Directions. Please count the lines in the data below that hold the word "period", and give only the number.
Records shown below:
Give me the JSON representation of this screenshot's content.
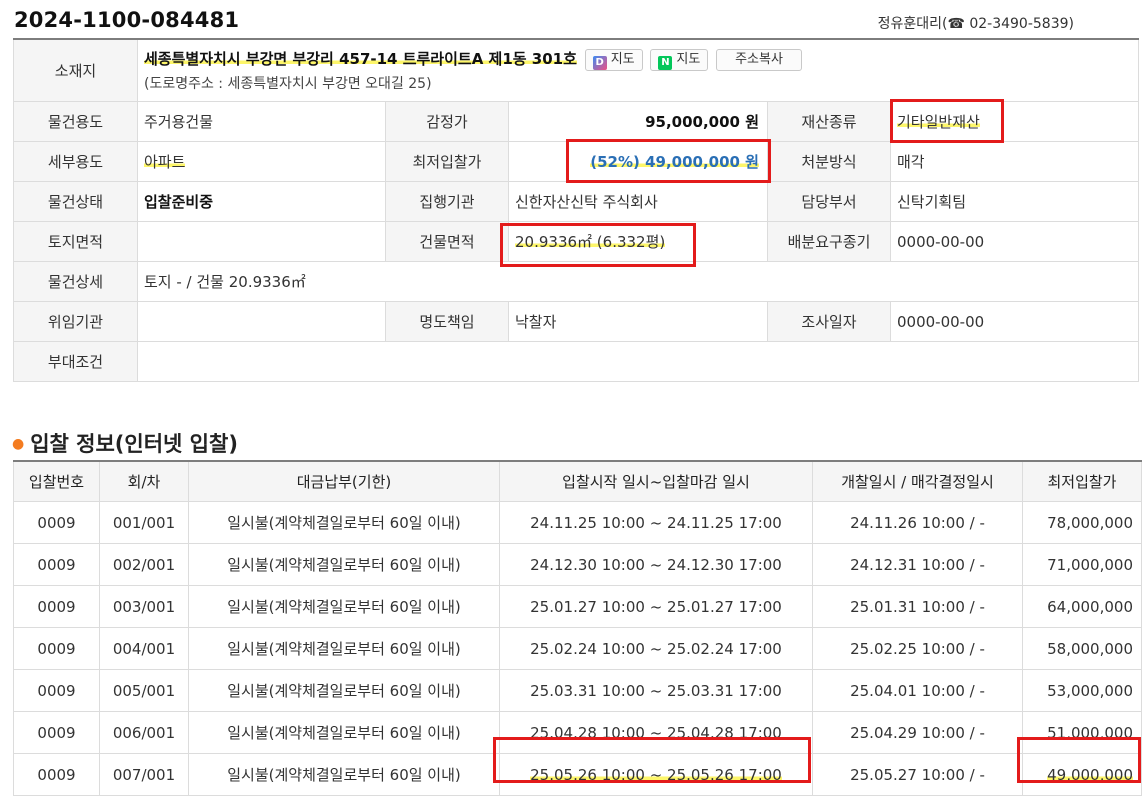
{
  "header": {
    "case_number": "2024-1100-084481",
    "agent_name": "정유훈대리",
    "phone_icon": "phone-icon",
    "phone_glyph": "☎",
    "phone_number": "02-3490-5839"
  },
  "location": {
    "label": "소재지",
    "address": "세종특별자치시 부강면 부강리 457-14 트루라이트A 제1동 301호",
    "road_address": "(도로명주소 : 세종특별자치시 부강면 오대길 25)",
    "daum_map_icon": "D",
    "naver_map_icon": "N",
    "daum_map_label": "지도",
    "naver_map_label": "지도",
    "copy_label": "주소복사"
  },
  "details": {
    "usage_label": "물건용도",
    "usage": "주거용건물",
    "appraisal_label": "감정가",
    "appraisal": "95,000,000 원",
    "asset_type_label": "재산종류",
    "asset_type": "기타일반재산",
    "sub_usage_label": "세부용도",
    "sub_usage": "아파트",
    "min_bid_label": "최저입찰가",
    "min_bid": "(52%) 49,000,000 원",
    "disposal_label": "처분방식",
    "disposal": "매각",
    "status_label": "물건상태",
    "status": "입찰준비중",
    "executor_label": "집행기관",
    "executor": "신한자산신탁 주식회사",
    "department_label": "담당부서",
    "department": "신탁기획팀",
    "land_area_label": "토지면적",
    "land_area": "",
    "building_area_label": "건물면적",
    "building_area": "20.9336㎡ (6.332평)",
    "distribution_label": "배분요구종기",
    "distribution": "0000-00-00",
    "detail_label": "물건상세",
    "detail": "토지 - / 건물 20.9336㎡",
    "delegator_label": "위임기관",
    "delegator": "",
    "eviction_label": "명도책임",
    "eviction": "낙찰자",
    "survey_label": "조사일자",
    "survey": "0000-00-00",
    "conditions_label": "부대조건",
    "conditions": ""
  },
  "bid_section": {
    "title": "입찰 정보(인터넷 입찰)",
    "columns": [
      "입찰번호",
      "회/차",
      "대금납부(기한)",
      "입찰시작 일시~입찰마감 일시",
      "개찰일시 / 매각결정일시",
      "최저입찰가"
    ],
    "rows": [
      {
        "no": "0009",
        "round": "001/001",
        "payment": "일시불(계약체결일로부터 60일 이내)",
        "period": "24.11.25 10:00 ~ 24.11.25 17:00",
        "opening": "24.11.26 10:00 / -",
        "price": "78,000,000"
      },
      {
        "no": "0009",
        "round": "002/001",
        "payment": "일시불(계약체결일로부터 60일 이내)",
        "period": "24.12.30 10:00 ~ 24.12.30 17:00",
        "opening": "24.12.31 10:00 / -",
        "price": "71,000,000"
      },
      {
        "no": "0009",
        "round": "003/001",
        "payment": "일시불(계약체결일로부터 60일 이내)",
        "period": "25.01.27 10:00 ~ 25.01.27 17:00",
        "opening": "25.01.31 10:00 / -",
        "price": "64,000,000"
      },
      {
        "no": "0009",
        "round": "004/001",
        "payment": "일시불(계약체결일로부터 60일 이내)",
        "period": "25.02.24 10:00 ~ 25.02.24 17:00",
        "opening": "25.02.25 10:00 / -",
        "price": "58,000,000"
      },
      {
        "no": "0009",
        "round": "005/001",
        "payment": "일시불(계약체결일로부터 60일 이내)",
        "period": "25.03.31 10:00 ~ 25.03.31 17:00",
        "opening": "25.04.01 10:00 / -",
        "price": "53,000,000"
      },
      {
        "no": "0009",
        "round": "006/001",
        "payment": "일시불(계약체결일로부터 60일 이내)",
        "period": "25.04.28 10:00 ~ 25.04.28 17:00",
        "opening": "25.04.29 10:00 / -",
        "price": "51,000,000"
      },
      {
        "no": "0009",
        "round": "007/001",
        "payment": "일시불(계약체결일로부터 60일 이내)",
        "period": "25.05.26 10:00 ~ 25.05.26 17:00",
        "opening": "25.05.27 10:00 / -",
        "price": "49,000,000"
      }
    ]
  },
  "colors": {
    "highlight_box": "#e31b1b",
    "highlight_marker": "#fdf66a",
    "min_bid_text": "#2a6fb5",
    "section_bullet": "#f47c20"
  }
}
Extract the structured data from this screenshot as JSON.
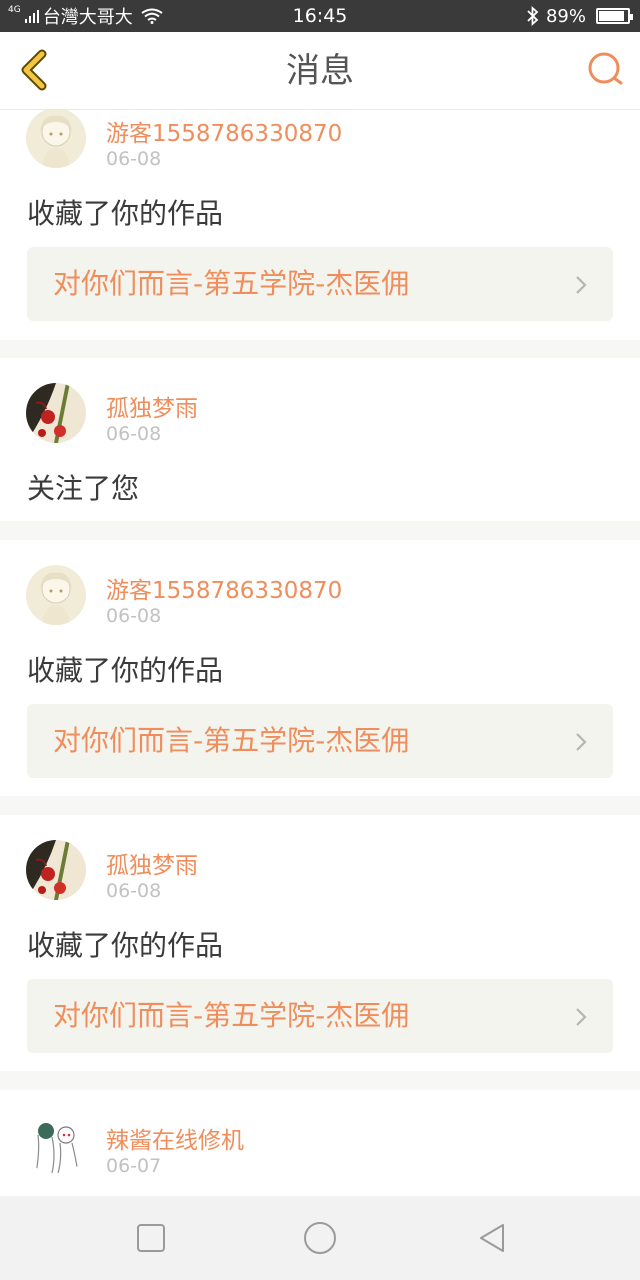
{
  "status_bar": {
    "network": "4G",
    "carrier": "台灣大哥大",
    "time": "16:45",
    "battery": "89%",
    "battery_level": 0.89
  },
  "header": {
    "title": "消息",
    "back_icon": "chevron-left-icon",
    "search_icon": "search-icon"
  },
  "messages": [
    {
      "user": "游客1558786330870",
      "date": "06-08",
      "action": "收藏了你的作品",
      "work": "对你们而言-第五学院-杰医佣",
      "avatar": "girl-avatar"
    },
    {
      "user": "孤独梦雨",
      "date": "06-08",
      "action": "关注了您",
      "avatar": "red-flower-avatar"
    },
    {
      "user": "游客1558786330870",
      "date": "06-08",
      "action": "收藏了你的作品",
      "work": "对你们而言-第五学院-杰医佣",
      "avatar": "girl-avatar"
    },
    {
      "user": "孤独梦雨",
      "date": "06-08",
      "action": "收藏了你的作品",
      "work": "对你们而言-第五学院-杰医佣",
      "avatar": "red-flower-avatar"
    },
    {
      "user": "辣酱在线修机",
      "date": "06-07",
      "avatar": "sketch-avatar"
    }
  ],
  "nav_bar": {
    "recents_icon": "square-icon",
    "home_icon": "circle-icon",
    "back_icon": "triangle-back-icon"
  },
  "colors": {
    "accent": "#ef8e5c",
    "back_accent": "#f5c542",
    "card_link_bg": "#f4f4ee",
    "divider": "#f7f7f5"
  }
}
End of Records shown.
Your solution. 7